Within only 18 months of starting TriMedika, we designed, developed, and launched to market the TRITEMP™ non-contact thermometer, despite being told by many it wasn’t possible in such a heavily regulated industry.
One thing that has always surprised me throughout my career is the competition from other women. In a survey by Harvard Business review a fifth of those surveyed reported that they felt like they were competing with their female colleagues for the ‘woman’s spot’, a common cause of conflict among women in organisations that are predominantly male8.
At TriMedika we encourage young females through our doors through various internship programmes and have hired some of the most promising young female talent in Northern Ireland.
‘The success of every woman should be the inspiration to another.

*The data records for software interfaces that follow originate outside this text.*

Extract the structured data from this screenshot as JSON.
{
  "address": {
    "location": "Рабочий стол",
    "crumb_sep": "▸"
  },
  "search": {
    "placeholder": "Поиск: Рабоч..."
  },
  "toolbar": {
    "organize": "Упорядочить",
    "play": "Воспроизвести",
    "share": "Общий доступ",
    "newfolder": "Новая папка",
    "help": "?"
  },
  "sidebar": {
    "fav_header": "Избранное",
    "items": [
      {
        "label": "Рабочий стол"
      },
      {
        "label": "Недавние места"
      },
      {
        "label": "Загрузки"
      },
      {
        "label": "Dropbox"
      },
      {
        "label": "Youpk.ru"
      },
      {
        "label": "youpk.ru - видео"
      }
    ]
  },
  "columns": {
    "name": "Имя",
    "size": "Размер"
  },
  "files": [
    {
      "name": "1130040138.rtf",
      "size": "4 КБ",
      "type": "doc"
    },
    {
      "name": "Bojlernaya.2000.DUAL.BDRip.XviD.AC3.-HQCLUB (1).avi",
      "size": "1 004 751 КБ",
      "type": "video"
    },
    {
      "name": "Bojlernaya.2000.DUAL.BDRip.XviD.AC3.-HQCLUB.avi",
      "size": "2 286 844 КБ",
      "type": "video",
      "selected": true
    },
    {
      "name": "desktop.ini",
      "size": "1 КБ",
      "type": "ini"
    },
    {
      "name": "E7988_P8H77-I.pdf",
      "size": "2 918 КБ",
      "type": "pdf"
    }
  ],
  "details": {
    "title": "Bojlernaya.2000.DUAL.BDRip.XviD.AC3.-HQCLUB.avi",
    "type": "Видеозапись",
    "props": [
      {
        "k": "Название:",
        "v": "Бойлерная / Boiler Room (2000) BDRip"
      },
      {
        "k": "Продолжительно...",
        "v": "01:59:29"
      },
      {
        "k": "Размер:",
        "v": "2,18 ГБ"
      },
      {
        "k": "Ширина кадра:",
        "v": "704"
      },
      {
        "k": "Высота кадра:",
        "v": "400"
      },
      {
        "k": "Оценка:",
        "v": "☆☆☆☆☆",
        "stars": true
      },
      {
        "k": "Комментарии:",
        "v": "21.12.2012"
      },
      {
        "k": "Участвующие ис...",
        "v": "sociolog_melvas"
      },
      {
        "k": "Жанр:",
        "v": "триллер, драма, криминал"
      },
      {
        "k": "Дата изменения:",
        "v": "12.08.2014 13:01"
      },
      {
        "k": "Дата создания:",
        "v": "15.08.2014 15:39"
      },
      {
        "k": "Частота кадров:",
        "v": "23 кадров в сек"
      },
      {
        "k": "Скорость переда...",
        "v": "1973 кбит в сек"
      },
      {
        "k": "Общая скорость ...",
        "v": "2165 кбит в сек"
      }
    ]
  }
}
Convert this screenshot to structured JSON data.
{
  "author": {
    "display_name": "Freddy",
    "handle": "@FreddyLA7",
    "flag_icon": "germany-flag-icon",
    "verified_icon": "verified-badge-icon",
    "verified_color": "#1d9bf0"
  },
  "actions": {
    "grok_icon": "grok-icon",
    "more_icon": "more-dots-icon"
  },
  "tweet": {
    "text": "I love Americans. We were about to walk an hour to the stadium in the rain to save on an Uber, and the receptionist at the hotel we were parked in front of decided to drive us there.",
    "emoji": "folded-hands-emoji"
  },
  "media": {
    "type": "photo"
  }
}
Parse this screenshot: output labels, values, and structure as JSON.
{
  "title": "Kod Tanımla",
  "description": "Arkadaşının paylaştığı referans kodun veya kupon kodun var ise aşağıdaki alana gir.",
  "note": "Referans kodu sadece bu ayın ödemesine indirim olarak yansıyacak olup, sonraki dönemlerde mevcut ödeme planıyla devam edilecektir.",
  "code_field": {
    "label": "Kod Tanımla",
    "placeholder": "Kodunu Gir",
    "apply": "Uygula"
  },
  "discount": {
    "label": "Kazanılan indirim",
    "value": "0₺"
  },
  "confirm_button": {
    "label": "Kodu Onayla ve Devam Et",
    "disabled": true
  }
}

We should raise each other up. Make sure you’re very courageous: be strong, be extremely kind, and above all be humble.’ Serena Williams.
We encourage all our employees to have a voice and to treat their ongoing development as priority, because if they choose to leave, we want them to go with more experience and qualifications than they came with to TriMedika. As a woman in STEM, a major success for me was being the first Northern Ireland company invited to the prestigious Dell Women’s Entrepreneur Network summit in San Francisco in 2017, with only 150 female founders from across the globe invited to attend.
Another major coup was being named in the Maserati Top 100, as a game changing entrepreneur and more recently becoming a finalist in the EY Entrepreneur of the year awards for 2021. To anyone who doubted us, these accolades speak for themselves. I hope that other young Northern Irish women are inspired by the success of two local female founders.
We try and reach as many young women as we can, through events and speaking opportunities such as Young Enterprise, ‘So She Did’ programme run by Ulster University and the recent All Ireland Female Entrepreneurs Conference.
Roisin Molloy’s Top Tips for Young Women Embarking on a STEM Career
- Don’t listen to naysayers – prove them wrong and if it’s not a hell yeah then it’s a hell no from me!- Keep your focus on the end goal and the problem you’re trying to solve, visualise the successful outcome and don’t let anything distract you.
- Be kind to other women in the field and build a solid network, networking is critical for a successful career.
- Network, network, network. When you come up with a challenge don’t ask ‘how’ ask ‘who’ can help me with this because chances are someone has already done this before.
- Stand your ground – you can do anything – as NASA Scientist Katherine Johnson famously said ‘Girls are capable of doing everything men are capable of doing. Sometimes they have more imagination than men’ and as my parents said, the only thing stopping you is YOURSELF!